"Darling, I don’t think it’s going to work between us. First, I have to
go fight those monks over there. But more importantly, you have
jaundice, you aren’t able to stand up, and one of your breasts appears
to be coming out of your shoulder. And, now you’re melting into a
puddle. Don’t you see? It’s not you. It’s me. I can’t handle your

Honolulu Part 3

Thank you, Tess Gerritsen. We got a $5.50 plate lunch at Kenneke’s (Shoku Chicken, two scoops rice, one scoop mac salad) and had a picnic at Waimanalo Beach, which was every bit as beautiful as she said it would be. We loved it. But I’m getting a little ahead of myself.

We started the day with fresh, hot malasadas at Leonard’s Bakery and headed for Hanauma Bay, where we spent hours snorkeling in the clear waters. We were struck by how incredibly fat the American tourists were and how thin everybody else was. Maybe it’s those malasada breakfasts. We left when all you could see in the water were other tourists.

We went for lunch at Kenneke’s in Waimanalo, home of the Fear God Power Lifting team and some darn good shave ice, too. The beach was spectacular but the park seems to draw equal numbers of tourists and homeless people, who camp in decaying cars or under make-shift tents erected amidst the pines that line the shore.

Afterwards, we schlepped back to Waikiki in terrible traffic…some caused by rush-hour congestion, the rest caused by morons (like the idiots tourists on mopeds, wearing shorts and t-shirt and no helmets, weaving in and out of traffic, steering with one hand while talking on a cell phone in the other). Once we got back to the hotel, I barely had five minutes to change before Cindy Chow picked me up and took me to the Pearl City Library, where once again I was greeted by a lively, friendly crowd and given yet another fragrant lei (I’ve been lei’d twice-a-day since I got here. Now that’s aloha).

Tomorrow we’re off to the North Shore and another library talk. I’ve also got to start writing something besides blog posts…or the next time I walk into an ABC Market it will be to pick up a job application.

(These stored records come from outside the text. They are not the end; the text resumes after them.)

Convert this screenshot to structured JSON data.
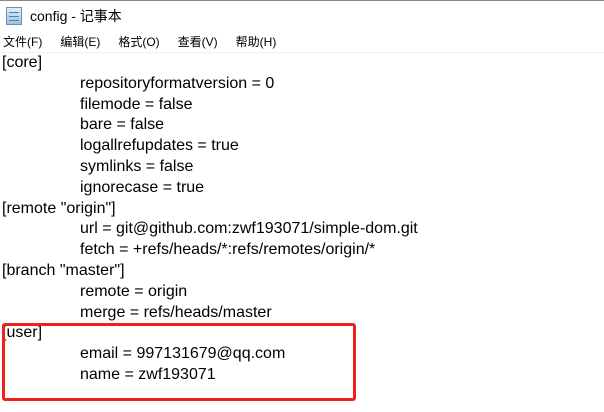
{
  "window": {
    "title": "config - 记事本"
  },
  "menu": [
    "文件(F)",
    "编辑(E)",
    "格式(O)",
    "查看(V)",
    "帮助(H)"
  ],
  "lines": [
    {
      "text": "[core]",
      "indent": false
    },
    {
      "text": "repositoryformatversion = 0",
      "indent": true
    },
    {
      "text": "filemode = false",
      "indent": true
    },
    {
      "text": "bare = false",
      "indent": true
    },
    {
      "text": "logallrefupdates = true",
      "indent": true
    },
    {
      "text": "symlinks = false",
      "indent": true
    },
    {
      "text": "ignorecase = true",
      "indent": true
    },
    {
      "text": "[remote \"origin\"]",
      "indent": false
    },
    {
      "text": "url = git@github.com:zwf193071/simple-dom.git",
      "indent": true
    },
    {
      "text": "fetch = +refs/heads/*:refs/remotes/origin/*",
      "indent": true
    },
    {
      "text": "[branch \"master\"]",
      "indent": false
    },
    {
      "text": "remote = origin",
      "indent": true
    },
    {
      "text": "merge = refs/heads/master",
      "indent": true
    },
    {
      "text": "[user]",
      "indent": false
    },
    {
      "text": "email = 997131679@qq.com",
      "indent": true
    },
    {
      "text": "name = zwf193071",
      "indent": true
    }
  ],
  "highlight_color": "#f0201c"
}
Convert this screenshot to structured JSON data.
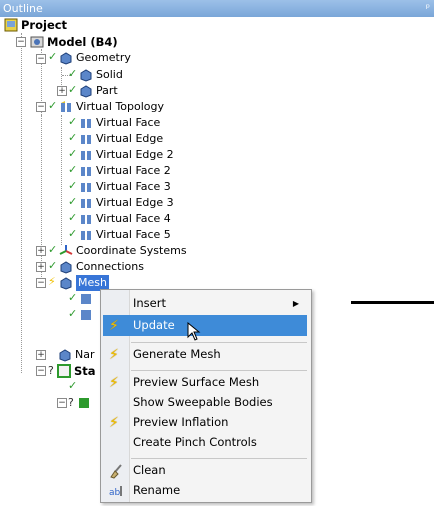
{
  "panel": {
    "title": "Outline",
    "pin": "ᵖ"
  },
  "tree": {
    "project": "Project",
    "model": "Model (B4)",
    "geometry": "Geometry",
    "solid": "Solid",
    "part": "Part",
    "virtual_topology": "Virtual Topology",
    "vt_items": [
      "Virtual Face",
      "Virtual Edge",
      "Virtual Edge 2",
      "Virtual Face 2",
      "Virtual Face 3",
      "Virtual Edge 3",
      "Virtual Face 4",
      "Virtual Face 5"
    ],
    "coordinate_systems": "Coordinate Systems",
    "connections": "Connections",
    "mesh": "Mesh",
    "named_partial": "Nar",
    "static_partial": "Sta"
  },
  "context_menu": {
    "items": [
      {
        "label": "Insert",
        "icon": "none",
        "submenu": true
      },
      {
        "label": "Update",
        "icon": "lightning-icon",
        "selected": true
      },
      {
        "label": "Generate Mesh",
        "icon": "lightning-icon"
      },
      {
        "label": "Preview Surface Mesh",
        "icon": "lightning-icon"
      },
      {
        "label": "Show Sweepable Bodies",
        "icon": "none"
      },
      {
        "label": "Preview Inflation",
        "icon": "lightning-icon"
      },
      {
        "label": "Create Pinch Controls",
        "icon": "none"
      },
      {
        "label": "Clean",
        "icon": "broom-icon"
      },
      {
        "label": "Rename",
        "icon": "rename-icon"
      }
    ]
  },
  "colors": {
    "accent": "#3e8bd8",
    "check": "#2d9a2d",
    "bolt": "#f0c000"
  }
}
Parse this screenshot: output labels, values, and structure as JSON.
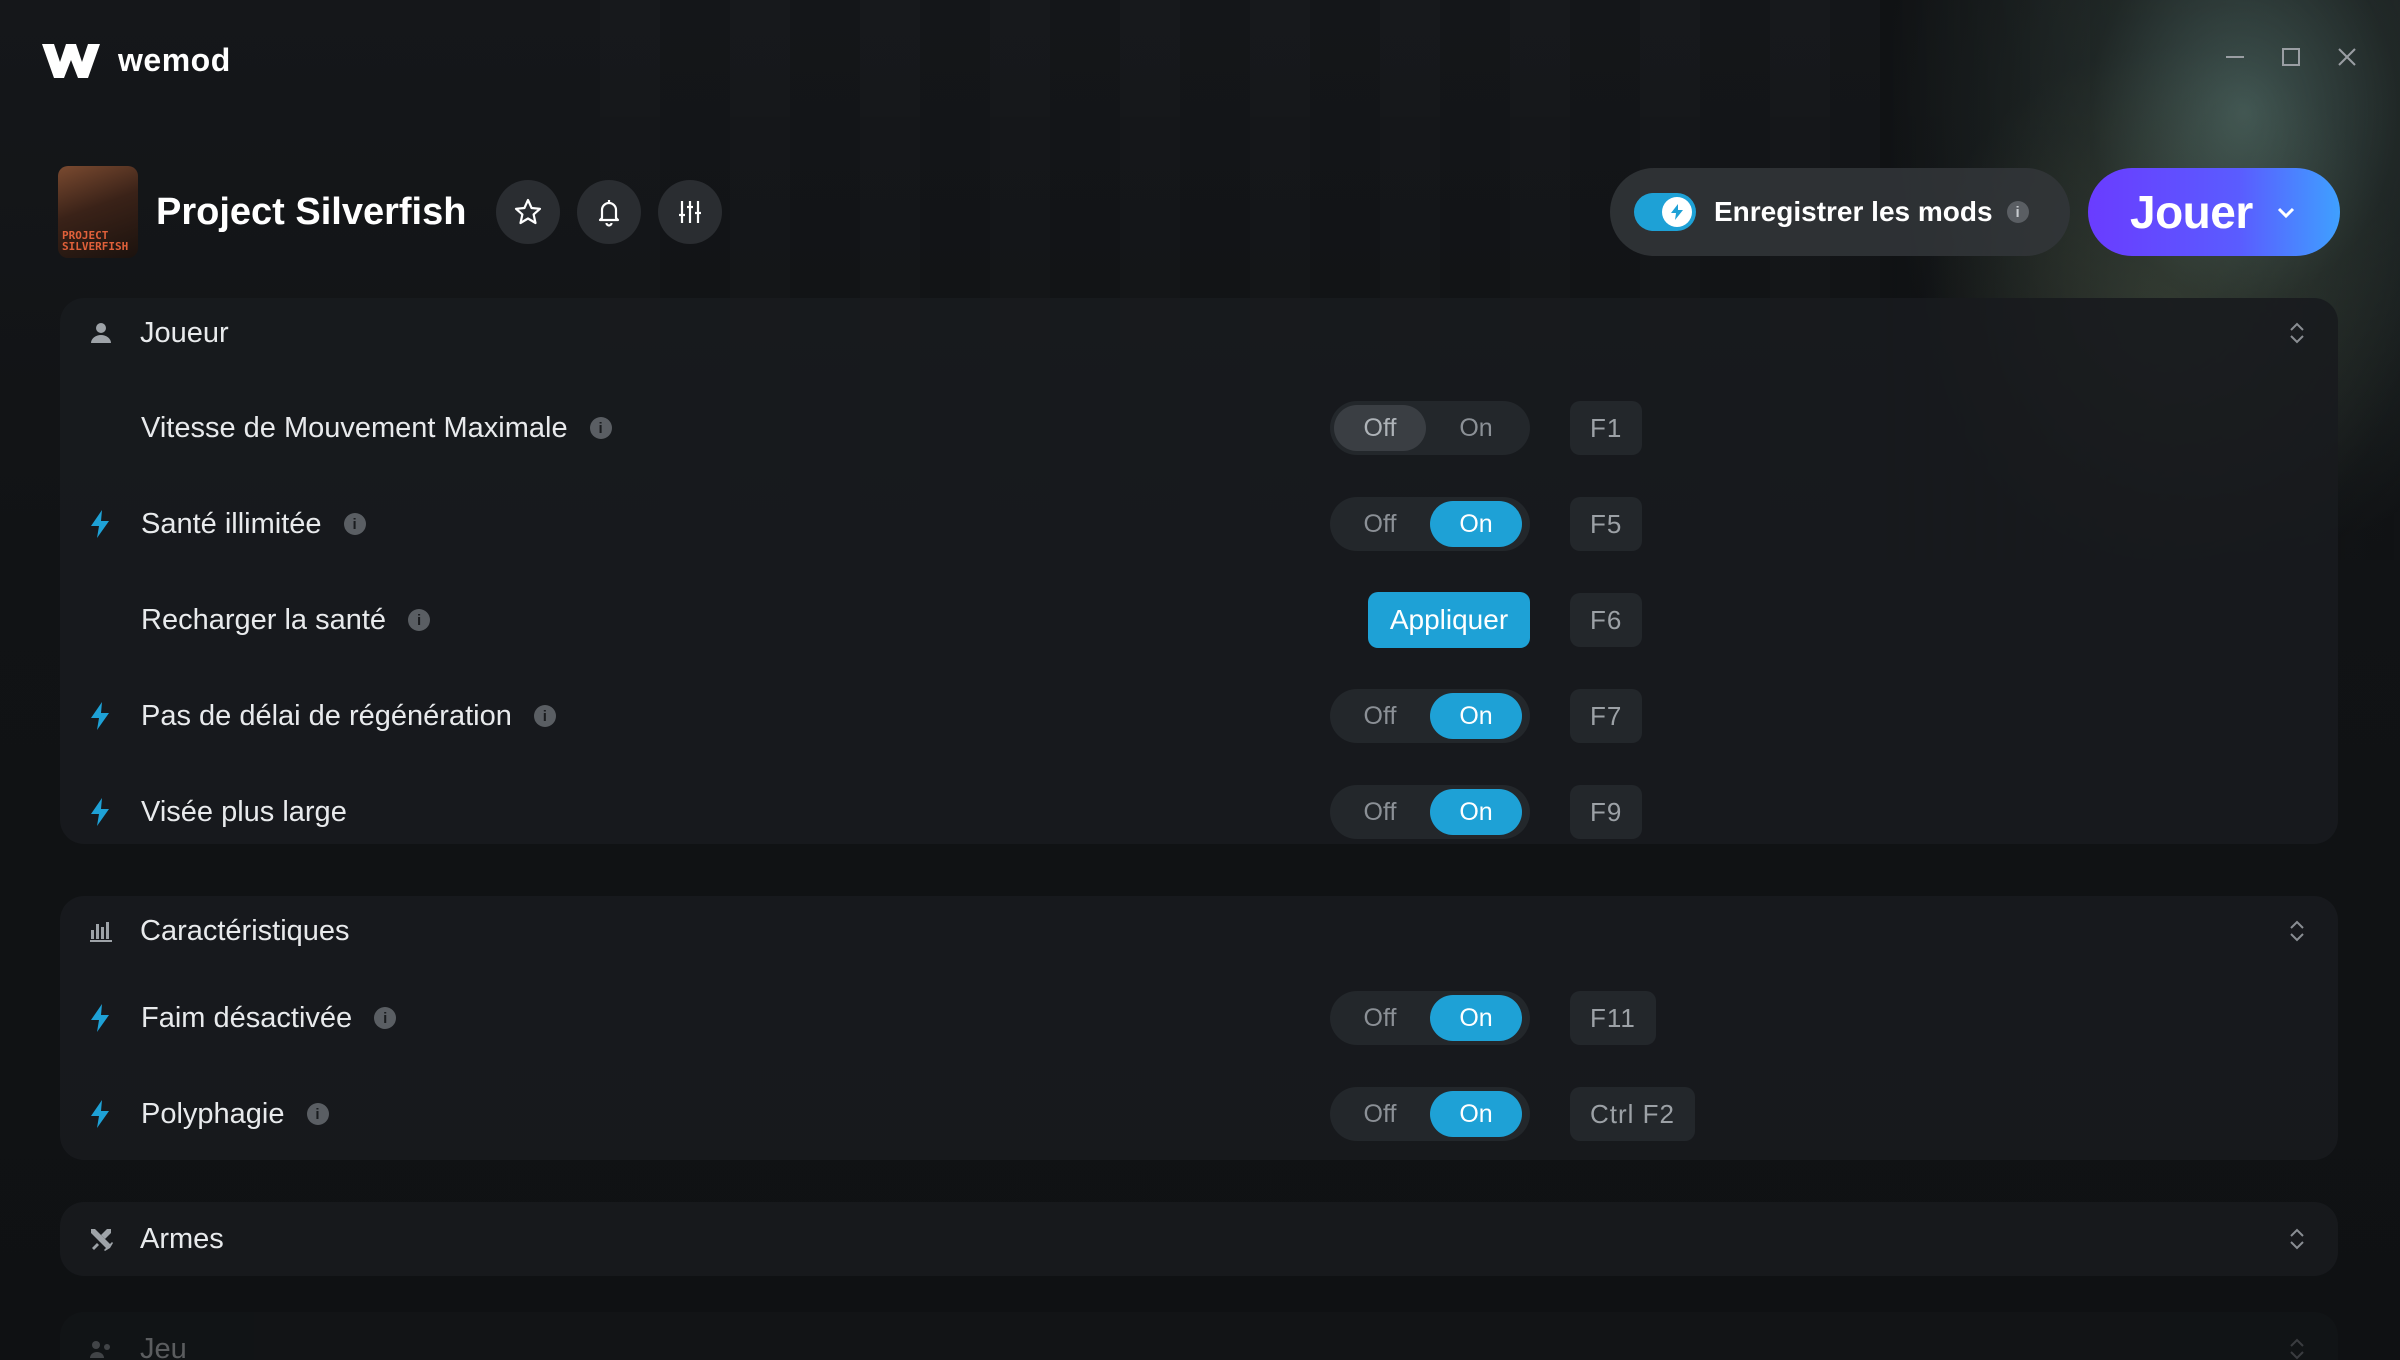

It IS Brain Surgery

Last season, CBS  shot the pilot 3 LBS, which starred Dylan McDermott and Reiko Aylesworth as brain surgeons.  It was written by Peter Ocko, produced by Tom Fontana, and directed by Barry Levinson.  Despite the A-list talent involved, the pilot wasn’t picked up to series. But CBS and Ocko haven’t given up. They are re-developing the idea for this season with a new script and a new cast. Now it will be about a brain surgeon with a neurological disorder who recruits a new partner.